§ **What the exercise asks**
Each line of the data holding "tracking" should be found and copied.

§ **Provided entries**

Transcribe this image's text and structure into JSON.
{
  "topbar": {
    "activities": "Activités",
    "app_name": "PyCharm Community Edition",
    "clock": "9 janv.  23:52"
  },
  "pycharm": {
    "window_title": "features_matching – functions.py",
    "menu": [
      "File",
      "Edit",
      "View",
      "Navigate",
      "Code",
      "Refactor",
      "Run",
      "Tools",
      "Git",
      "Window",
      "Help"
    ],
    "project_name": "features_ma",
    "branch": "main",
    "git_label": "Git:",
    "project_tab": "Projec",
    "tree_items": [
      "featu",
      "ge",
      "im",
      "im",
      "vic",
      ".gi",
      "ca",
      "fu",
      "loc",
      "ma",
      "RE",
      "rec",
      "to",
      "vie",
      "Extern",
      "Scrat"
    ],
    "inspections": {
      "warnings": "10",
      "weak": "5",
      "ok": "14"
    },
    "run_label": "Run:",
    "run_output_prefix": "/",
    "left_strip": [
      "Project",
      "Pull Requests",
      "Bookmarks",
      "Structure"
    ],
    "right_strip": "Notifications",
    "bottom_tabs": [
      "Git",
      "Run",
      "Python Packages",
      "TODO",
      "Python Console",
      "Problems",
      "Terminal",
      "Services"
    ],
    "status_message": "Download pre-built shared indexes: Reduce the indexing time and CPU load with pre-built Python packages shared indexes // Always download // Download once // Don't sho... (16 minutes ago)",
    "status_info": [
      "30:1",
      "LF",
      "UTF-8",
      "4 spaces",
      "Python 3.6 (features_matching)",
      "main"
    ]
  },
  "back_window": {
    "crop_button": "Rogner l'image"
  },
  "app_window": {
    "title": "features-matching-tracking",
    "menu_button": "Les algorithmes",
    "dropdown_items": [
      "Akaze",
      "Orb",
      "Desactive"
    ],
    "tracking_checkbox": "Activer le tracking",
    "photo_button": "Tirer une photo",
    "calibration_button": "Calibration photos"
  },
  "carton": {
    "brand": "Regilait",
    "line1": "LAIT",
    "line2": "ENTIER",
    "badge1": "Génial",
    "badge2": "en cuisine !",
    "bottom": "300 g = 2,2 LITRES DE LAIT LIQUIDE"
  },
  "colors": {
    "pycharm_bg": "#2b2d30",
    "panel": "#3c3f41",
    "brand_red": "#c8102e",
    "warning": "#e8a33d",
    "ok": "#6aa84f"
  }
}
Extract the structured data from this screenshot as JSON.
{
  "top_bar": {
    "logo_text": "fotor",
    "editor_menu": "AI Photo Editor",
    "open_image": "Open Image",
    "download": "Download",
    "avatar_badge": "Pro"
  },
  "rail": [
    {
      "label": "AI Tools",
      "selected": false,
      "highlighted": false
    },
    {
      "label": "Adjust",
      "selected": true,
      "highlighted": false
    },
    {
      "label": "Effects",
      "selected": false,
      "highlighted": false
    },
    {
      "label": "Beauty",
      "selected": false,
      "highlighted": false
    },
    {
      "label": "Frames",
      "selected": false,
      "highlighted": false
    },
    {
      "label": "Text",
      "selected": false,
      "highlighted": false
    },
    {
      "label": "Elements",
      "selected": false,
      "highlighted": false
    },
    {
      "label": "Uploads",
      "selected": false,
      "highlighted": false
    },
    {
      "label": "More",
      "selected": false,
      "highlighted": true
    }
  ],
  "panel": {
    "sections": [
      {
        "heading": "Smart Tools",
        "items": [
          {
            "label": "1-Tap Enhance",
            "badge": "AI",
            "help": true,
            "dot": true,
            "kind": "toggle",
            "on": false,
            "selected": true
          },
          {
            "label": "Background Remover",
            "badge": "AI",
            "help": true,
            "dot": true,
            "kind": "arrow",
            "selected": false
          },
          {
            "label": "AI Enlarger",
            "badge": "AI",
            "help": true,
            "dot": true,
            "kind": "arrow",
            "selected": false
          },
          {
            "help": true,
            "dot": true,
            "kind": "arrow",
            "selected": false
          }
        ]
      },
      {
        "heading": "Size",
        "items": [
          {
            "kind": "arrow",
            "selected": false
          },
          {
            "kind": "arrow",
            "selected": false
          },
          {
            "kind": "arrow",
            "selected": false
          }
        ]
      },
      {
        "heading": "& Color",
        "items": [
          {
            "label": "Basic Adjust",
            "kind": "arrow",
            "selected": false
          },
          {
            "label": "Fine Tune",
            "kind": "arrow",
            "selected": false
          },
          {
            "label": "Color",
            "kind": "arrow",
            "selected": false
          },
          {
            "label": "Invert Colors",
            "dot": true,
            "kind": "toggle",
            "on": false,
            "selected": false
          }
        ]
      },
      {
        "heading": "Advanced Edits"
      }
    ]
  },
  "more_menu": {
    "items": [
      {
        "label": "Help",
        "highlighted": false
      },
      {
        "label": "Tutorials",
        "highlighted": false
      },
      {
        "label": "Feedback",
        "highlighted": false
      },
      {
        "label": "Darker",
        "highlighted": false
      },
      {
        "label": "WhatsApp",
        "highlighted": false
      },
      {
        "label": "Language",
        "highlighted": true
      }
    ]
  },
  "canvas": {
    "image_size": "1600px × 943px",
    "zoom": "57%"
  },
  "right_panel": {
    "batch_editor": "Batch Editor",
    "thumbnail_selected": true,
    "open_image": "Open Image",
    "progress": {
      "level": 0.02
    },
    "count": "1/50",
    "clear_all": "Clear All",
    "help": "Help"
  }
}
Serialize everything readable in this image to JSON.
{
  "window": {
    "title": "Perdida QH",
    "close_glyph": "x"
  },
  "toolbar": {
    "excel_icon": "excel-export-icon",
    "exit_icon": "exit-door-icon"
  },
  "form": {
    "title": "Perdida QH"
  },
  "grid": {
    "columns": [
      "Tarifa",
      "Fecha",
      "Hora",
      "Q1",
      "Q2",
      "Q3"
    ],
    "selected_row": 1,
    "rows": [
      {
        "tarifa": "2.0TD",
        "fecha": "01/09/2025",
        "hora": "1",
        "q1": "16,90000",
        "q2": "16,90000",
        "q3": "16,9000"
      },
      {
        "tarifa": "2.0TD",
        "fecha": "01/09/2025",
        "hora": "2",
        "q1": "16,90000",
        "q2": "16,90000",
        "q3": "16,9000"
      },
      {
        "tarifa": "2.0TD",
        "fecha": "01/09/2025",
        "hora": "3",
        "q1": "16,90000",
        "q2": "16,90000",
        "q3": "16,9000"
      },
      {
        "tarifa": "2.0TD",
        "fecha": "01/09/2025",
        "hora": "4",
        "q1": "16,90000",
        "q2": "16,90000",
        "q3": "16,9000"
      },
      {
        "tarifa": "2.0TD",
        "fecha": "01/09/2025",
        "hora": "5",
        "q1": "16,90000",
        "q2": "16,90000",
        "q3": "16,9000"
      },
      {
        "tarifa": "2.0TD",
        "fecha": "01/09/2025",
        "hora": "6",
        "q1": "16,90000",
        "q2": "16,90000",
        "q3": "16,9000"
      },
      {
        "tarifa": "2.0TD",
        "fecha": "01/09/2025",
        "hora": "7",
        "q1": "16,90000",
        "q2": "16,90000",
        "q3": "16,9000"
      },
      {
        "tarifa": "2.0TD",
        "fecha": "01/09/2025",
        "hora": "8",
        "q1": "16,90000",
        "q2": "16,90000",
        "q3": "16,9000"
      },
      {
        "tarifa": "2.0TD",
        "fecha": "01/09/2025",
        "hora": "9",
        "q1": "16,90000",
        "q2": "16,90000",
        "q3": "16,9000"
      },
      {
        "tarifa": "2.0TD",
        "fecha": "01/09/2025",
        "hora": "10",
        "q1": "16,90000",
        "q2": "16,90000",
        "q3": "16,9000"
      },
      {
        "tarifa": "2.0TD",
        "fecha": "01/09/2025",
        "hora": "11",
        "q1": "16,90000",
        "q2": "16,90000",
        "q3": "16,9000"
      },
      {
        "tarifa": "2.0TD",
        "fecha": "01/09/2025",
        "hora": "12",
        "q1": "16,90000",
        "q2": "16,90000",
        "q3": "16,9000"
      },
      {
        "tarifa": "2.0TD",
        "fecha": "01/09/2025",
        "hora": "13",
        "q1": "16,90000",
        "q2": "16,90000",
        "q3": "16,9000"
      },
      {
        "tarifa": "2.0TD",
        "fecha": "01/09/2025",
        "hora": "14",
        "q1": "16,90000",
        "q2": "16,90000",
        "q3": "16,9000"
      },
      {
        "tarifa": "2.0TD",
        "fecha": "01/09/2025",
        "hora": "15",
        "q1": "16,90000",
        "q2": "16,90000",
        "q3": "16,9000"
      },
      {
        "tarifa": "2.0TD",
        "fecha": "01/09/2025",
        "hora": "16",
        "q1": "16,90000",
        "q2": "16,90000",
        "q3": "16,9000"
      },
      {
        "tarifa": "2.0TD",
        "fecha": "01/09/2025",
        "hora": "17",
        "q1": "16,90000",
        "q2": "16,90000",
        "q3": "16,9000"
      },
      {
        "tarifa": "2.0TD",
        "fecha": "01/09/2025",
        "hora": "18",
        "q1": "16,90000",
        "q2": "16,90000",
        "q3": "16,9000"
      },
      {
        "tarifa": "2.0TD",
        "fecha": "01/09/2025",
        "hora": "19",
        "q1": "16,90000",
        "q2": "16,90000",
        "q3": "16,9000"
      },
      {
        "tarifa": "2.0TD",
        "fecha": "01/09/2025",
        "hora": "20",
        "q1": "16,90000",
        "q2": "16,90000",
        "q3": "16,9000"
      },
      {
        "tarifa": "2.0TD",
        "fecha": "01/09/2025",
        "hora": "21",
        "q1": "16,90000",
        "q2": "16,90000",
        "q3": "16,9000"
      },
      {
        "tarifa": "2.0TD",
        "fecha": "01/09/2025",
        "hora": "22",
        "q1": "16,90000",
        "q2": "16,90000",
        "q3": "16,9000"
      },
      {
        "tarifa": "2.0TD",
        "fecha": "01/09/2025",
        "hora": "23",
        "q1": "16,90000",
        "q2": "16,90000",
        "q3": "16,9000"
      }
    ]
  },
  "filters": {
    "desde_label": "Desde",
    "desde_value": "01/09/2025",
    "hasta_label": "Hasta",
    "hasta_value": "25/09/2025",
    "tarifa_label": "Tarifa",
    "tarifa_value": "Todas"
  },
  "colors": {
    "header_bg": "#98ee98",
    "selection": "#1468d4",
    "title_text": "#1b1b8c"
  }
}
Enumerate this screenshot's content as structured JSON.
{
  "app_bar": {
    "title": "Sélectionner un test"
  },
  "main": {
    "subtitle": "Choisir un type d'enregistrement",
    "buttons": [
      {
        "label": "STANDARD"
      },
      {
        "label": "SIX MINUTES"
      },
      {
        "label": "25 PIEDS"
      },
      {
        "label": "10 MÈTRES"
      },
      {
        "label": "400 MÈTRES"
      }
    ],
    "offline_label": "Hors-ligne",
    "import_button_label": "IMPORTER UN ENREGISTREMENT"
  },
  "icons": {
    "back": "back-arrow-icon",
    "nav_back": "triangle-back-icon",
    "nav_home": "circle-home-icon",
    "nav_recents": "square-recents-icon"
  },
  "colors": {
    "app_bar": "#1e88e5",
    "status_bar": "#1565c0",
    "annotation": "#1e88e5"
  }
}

§ **Solution to this exercise**
    "title": "features-matching-tracking",
    "tracking_checkbox": "Activer le tracking",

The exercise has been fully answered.